In 1868 Lady Elizabeth Cloncurry, wife of the third Lord Cloncurry (Edward Lawless), considered making substantial alterations to Maretimo. The specifications, drawn up by the architect John McCurdy, can be seen in the National Library. Sketches and plans are held by the Irish Architectural Archive in Merrion Square. It is not clear which, if any, of the alterations were made.

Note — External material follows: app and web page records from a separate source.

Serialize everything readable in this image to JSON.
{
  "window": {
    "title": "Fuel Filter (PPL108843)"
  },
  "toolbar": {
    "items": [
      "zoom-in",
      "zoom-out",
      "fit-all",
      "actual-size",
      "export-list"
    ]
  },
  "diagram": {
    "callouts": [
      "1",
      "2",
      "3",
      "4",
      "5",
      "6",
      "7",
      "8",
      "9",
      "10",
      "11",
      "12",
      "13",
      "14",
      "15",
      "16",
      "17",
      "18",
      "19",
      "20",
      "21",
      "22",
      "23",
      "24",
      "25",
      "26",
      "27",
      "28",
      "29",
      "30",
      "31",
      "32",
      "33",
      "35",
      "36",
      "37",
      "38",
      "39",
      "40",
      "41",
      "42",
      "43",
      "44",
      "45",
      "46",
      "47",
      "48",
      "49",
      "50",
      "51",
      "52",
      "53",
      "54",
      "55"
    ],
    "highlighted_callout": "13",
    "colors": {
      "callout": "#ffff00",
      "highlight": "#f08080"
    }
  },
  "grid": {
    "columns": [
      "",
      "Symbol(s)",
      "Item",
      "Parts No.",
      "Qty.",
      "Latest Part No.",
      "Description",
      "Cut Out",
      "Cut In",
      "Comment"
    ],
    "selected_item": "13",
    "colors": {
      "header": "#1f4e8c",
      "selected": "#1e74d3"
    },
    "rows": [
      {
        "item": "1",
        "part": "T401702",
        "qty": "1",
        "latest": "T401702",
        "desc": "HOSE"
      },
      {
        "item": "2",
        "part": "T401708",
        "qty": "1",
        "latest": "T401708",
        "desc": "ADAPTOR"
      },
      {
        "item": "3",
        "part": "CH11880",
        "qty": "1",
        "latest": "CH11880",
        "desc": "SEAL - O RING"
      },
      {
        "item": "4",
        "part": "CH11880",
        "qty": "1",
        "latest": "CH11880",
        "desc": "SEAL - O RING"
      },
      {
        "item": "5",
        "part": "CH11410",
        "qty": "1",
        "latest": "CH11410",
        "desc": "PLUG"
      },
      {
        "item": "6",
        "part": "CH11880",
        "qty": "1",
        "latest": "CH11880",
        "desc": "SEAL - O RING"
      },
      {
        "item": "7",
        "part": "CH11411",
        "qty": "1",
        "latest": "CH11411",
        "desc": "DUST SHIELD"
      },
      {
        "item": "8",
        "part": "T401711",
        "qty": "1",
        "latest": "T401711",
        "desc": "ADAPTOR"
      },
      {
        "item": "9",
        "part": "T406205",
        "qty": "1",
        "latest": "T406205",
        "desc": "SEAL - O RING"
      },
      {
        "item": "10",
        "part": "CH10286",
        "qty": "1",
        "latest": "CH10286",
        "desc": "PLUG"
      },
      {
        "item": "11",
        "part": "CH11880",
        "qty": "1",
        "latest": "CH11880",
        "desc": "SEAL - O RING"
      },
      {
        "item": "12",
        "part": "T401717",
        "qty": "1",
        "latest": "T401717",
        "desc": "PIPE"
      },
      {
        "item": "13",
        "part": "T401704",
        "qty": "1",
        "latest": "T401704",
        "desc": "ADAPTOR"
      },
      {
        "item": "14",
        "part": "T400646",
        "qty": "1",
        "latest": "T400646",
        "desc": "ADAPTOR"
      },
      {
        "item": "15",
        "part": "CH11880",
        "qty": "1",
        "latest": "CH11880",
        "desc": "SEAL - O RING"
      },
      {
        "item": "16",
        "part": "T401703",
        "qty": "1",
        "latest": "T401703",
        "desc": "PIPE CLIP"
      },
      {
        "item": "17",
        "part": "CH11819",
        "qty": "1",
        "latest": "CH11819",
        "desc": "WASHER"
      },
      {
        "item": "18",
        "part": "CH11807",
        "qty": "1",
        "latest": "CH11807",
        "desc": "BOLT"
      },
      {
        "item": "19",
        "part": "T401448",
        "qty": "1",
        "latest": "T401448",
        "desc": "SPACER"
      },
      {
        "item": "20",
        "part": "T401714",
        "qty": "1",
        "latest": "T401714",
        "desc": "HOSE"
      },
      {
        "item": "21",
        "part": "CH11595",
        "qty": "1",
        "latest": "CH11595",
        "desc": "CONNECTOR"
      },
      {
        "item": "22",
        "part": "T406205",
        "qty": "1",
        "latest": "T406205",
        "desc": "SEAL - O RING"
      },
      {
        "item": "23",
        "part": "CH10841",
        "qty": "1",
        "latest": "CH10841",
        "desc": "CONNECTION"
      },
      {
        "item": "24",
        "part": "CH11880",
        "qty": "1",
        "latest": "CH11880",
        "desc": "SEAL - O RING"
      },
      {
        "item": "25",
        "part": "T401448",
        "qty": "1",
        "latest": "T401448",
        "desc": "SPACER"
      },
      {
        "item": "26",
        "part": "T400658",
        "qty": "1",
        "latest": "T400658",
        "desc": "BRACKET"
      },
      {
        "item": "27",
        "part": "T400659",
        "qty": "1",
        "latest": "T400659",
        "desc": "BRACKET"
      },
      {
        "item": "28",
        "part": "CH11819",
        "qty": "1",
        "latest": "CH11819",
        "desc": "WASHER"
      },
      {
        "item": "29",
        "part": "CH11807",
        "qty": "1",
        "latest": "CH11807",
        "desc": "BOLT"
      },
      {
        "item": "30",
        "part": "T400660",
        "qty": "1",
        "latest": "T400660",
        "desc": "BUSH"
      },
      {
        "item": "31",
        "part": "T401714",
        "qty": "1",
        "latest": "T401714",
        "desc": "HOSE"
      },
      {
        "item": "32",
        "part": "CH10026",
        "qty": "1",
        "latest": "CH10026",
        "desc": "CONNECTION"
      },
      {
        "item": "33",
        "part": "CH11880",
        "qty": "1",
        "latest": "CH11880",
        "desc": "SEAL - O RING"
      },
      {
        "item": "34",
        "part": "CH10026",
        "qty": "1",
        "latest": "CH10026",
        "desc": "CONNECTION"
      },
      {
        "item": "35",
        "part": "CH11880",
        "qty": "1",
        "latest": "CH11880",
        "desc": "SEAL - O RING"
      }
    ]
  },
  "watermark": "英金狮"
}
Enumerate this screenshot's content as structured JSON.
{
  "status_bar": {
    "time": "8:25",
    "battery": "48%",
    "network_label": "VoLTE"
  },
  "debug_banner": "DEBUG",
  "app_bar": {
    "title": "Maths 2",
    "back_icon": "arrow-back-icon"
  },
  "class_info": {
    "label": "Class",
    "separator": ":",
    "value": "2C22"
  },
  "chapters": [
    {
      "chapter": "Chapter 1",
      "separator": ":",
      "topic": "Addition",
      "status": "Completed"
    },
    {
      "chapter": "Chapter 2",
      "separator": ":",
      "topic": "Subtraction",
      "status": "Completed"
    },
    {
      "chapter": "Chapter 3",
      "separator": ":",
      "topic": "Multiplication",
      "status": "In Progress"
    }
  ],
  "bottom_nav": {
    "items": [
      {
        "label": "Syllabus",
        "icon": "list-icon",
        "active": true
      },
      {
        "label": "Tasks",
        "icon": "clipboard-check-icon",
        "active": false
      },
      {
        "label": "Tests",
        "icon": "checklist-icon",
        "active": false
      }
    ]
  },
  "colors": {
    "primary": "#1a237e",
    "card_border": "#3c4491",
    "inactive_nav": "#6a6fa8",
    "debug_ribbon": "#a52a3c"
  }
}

When the fifth Lord Cloncurry (Frederick Lawless) died at Maretimo in 1929 the title became extinct. His niece the Hon Kathleen Lawless inherited the family fortune. In the early 1930s she sold most of the remaining grounds of Maretimo to the developer Thomas Archer. He created Maretimo Gardens West with its semi-detached houses in an Edwardian style and a single detached house in a Bauhaus style. The first occupants took up residence in 1936. Archer also developed Maretimo Gardens East which included not only Maretimo land but also land that had originally belonged to Blackrock House.
YEAR BUILT circa 1774
VALUATION In 1912 the valuation was 165.10 pounds
OF ROOMS House noted as having 30 rooms on 1901 census
ARCHITECT Architects Original architect unknown. Charles Blacker Vignoles associated
with the coastal features. Specifications for alterations by John McCurdy in 1868.
SOURCES Thom's directories, manuscripts of the Irish Architects Association, National Library
and National Archives, memorial deeds from Registry of Deeds, parish registers,
historicgraves.com, wills and newspapers. David Watchorn’s article ‘Maretimo
the Cloncurry Ascendancy’ in Dublin Historical Record, Vol. 56, No. 1 (Spring,
2003), pp. 31-40
1774 - 1799 Nicholas Lawless (Lord Cloncurry 1st Baron)
1799 - 1801 Daughters of Nicholas Lawless
1801 - 1853 Valentine Browne Lawless (Lord Cloncurry, 2nd Baron)
1854 - 1859 Edward Lawless (Lord Cloncurry, 3rd Baron)
1855 - 1856 Charles & Lady Caroline Fitzgerald
1860 - 1862 Captain Grady
1863 - 1864 Miss Lawless
1865 - 1869 Edward Lawless (Lord Cloncurry, 3rd Baron)
1870 - 1874 Lady Elizabeth Cloncurry and Hon. Emily Lawless
1875 - 1921 Valentine F Lawless (Lord Cloncurry 4th Baron)
1922 - 1928 William F Sherrif, Emily Brown, Hon F Lawless
1928 - 1929 Frederick Lawless (Lord Cloncurry, 5th and last Baron)
1931 - 1934 Thomas Archer
1935 - 1936 J P Colbert
1940 - 1970 George Pope Hodnett
1901 Maria Cunningham - House keeper
STATUS No longer extant, demolished 1970
CONTRIBUTOR Bríd Nolan & Ross Nolan
DATE June 2018